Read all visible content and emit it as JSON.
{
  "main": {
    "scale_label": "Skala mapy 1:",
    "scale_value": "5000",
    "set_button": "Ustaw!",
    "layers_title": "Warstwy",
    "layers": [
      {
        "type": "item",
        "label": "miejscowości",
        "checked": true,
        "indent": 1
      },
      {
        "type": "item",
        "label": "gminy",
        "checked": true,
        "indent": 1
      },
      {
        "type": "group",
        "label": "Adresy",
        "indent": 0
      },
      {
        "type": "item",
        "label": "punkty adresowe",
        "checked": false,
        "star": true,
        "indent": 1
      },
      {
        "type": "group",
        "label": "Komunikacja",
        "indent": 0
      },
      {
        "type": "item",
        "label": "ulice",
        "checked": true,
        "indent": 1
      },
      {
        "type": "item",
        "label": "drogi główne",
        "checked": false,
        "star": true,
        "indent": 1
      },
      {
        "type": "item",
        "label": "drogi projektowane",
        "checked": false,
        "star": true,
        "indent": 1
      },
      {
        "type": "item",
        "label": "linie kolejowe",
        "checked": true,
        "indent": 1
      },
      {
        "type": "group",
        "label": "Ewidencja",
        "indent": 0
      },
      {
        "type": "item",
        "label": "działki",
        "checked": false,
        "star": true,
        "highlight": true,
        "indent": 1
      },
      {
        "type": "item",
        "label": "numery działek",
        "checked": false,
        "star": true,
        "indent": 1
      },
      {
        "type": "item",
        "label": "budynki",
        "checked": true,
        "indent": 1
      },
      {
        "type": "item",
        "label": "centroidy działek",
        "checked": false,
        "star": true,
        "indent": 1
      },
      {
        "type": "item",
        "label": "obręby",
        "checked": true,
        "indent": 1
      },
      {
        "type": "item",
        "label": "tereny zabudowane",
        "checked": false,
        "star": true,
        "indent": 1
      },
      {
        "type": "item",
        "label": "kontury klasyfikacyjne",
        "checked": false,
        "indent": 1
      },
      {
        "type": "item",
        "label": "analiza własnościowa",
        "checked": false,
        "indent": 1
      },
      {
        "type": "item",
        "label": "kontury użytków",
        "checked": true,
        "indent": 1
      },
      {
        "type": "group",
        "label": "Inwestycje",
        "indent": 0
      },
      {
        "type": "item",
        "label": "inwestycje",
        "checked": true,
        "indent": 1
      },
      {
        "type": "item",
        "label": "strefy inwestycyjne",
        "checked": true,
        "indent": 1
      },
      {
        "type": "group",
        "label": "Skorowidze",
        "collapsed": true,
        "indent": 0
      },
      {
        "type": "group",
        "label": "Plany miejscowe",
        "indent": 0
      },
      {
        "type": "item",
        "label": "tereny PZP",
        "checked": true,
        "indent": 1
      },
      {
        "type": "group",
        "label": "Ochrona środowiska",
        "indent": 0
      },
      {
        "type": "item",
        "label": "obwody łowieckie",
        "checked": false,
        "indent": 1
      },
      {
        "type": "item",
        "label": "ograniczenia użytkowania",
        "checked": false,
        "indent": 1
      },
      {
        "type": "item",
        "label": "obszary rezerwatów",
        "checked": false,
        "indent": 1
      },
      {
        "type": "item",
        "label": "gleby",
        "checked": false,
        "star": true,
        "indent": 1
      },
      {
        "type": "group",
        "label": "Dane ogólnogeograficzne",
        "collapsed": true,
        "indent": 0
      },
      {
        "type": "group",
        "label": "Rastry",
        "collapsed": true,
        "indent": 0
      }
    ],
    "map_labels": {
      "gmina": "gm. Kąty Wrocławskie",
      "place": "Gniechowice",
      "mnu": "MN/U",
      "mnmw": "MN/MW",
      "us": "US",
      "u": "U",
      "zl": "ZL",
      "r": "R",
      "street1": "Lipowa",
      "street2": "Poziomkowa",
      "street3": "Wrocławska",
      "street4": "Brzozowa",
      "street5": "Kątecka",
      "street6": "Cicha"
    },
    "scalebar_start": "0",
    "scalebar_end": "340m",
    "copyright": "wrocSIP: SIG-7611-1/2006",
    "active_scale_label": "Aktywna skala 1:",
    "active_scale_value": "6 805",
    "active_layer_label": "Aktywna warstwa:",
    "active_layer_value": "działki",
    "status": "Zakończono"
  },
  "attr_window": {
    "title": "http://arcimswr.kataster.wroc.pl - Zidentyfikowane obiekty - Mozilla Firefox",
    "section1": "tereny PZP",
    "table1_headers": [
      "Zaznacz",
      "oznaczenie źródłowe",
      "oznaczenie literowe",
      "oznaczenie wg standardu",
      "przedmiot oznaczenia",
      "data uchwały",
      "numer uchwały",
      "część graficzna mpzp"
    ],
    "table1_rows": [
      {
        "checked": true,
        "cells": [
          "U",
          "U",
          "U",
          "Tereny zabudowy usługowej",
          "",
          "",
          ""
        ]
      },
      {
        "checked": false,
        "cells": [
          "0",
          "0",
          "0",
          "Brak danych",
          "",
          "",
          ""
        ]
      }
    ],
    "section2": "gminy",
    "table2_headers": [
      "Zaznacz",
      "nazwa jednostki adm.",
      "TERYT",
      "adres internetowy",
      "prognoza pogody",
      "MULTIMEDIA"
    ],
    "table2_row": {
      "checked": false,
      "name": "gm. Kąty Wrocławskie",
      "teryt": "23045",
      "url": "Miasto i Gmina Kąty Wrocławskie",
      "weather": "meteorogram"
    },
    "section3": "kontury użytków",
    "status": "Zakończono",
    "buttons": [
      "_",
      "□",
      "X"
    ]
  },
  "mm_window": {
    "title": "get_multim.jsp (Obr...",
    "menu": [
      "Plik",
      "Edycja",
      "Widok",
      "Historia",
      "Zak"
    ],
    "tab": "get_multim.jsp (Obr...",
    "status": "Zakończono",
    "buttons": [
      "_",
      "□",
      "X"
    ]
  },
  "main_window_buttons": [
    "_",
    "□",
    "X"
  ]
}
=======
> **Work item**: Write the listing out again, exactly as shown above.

> **Output of the exercise**:
Read all visible content and emit it as JSON.
{
  "main": {
    "scale_label": "Skala mapy 1:",
    "scale_value": "5000",
    "set_button": "Ustaw!",
    "layers_title": "Warstwy",
    "layers": [
      {
        "type": "item",
        "label": "miejscowości",
        "checked": true,
        "indent": 1
      },
      {
        "type": "item",
        "label": "gminy",
        "checked": true,
        "indent": 1
      },
      {
        "type": "group",
        "label": "Adresy",
        "indent": 0
      },
      {
        "type": "item",
        "label": "punkty adresowe",
        "checked": false,
        "star": true,
        "indent": 1
      },
      {
        "type": "group",
        "label": "Komunikacja",
        "indent": 0
      },
      {
        "type": "item",
        "label": "ulice",
        "checked": true,
        "indent": 1
      },
      {
        "type": "item",
        "label": "drogi główne",
        "checked": false,
        "star": true,
        "indent": 1
      },
      {
        "type": "item",
        "label": "drogi projektowane",
        "checked": false,
        "star": true,
        "indent": 1
      },
      {
        "type": "item",
        "label": "linie kolejowe",
        "checked": true,
        "indent": 1
      },
      {
        "type": "group",
        "label": "Ewidencja",
        "indent": 0
      },
      {
        "type": "item",
        "label": "działki",
        "checked": false,
        "star": true,
        "highlight": true,
        "indent": 1
      },
      {
        "type": "item",
        "label": "numery działek",
        "checked": false,
        "star": true,
        "indent": 1
      },
      {
        "type": "item",
        "label": "budynki",
        "checked": true,
        "indent": 1
      },
      {
        "type": "item",
        "label": "centroidy działek",
        "checked": false,
        "star": true,
        "indent": 1
      },
      {
        "type": "item",
        "label": "obręby",
        "checked": true,
        "indent": 1
      },
      {
        "type": "item",
        "label": "tereny zabudowane",
        "checked": false,
        "star": true,
        "indent": 1
      },
      {
        "type": "item",
        "label": "kontury klasyfikacyjne",
        "checked": false,
        "indent": 1
      },
      {
        "type": "item",
        "label": "analiza własnościowa",
        "checked": false,
        "indent": 1
      },
      {
        "type": "item",
        "label": "kontury użytków",
        "checked": true,
        "indent": 1
      },
      {
        "type": "group",
        "label": "Inwestycje",
        "indent": 0
      },
      {
        "type": "item",
        "label": "inwestycje",
        "checked": true,
        "indent": 1
      },
      {
        "type": "item",
        "label": "strefy inwestycyjne",
        "checked": true,
        "indent": 1
      },
      {
        "type": "group",
        "label": "Skorowidze",
        "collapsed": true,
        "indent": 0
      },
      {
        "type": "group",
        "label": "Plany miejscowe",
        "indent": 0
      },
      {
        "type": "item",
        "label": "tereny PZP",
        "checked": true,
        "indent": 1
      },
      {
        "type": "group",
        "label": "Ochrona środowiska",
        "indent": 0
      },
      {
        "type": "item",
        "label": "obwody łowieckie",
        "checked": false,
        "indent": 1
      },
      {
        "type": "item",
        "label": "ograniczenia użytkowania",
        "checked": false,
        "indent": 1
      },
      {
        "type": "item",
        "label": "obszary rezerwatów",
        "checked": false,
        "indent": 1
      },
      {
        "type": "item",
        "label": "gleby",
        "checked": false,
        "star": true,
        "indent": 1
      },
      {
        "type": "group",
        "label": "Dane ogólnogeograficzne",
        "collapsed": true,
        "indent": 0
      },
      {
        "type": "group",
        "label": "Rastry",
        "collapsed": true,
        "indent": 0
      }
    ],
    "map_labels": {
      "gmina": "gm. Kąty Wrocławskie",
      "place": "Gniechowice",
      "mnu": "MN/U",
      "mnmw": "MN/MW",
      "us": "US",
      "u": "U",
      "zl": "ZL",
      "r": "R",
      "street1": "Lipowa",
      "street2": "Poziomkowa",
      "street3": "Wrocławska",
      "street4": "Brzozowa",
      "street5": "Kątecka",
      "street6": "Cicha"
    },
    "scalebar_start": "0",
    "scalebar_end": "340m",
    "copyright": "wrocSIP: SIG-7611-1/2006",
    "active_scale_label": "Aktywna skala 1:",
    "active_scale_value": "6 805",
    "active_layer_label": "Aktywna warstwa:",
    "active_layer_value": "działki",
    "status": "Zakończono"
  },
  "attr_window": {
    "title": "http://arcimswr.kataster.wroc.pl - Zidentyfikowane obiekty - Mozilla Firefox",
    "section1": "tereny PZP",
    "table1_headers": [
      "Zaznacz",
      "oznaczenie źródłowe",
      "oznaczenie literowe",
      "oznaczenie wg standardu",
      "przedmiot oznaczenia",
      "data uchwały",
      "numer uchwały",
      "część graficzna mpzp"
    ],
    "table1_rows": [
      {
        "checked": true,
        "cells": [
          "U",
          "U",
          "U",
          "Tereny zabudowy usługowej",
          "",
          "",
          ""
        ]
      },
      {
        "checked": false,
        "cells": [
          "0",
          "0",
          "0",
          "Brak danych",
          "",
          "",
          ""
        ]
      }
    ],
    "section2": "gminy",
    "table2_headers": [
      "Zaznacz",
      "nazwa jednostki adm.",
      "TERYT",
      "adres internetowy",
      "prognoza pogody",
      "MULTIMEDIA"
    ],
    "table2_row": {
      "checked": false,
      "name": "gm. Kąty Wrocławskie",
      "teryt": "23045",
      "url": "Miasto i Gmina Kąty Wrocławskie",
      "weather": "meteorogram"
    },
    "section3": "kontury użytków",
    "status": "Zakończono",
    "buttons": [
      "_",
      "□",
      "X"
    ]
  },
  "mm_window": {
    "title": "get_multim.jsp (Obr...",
    "menu": [
      "Plik",
      "Edycja",
      "Widok",
      "Historia",
      "Zak"
    ],
    "tab": "get_multim.jsp (Obr...",
    "status": "Zakończono",
    "buttons": [
      "_",
      "□",
      "X"
    ]
  },
  "main_window_buttons": [
    "_",
    "□",
    "X"
  ]
}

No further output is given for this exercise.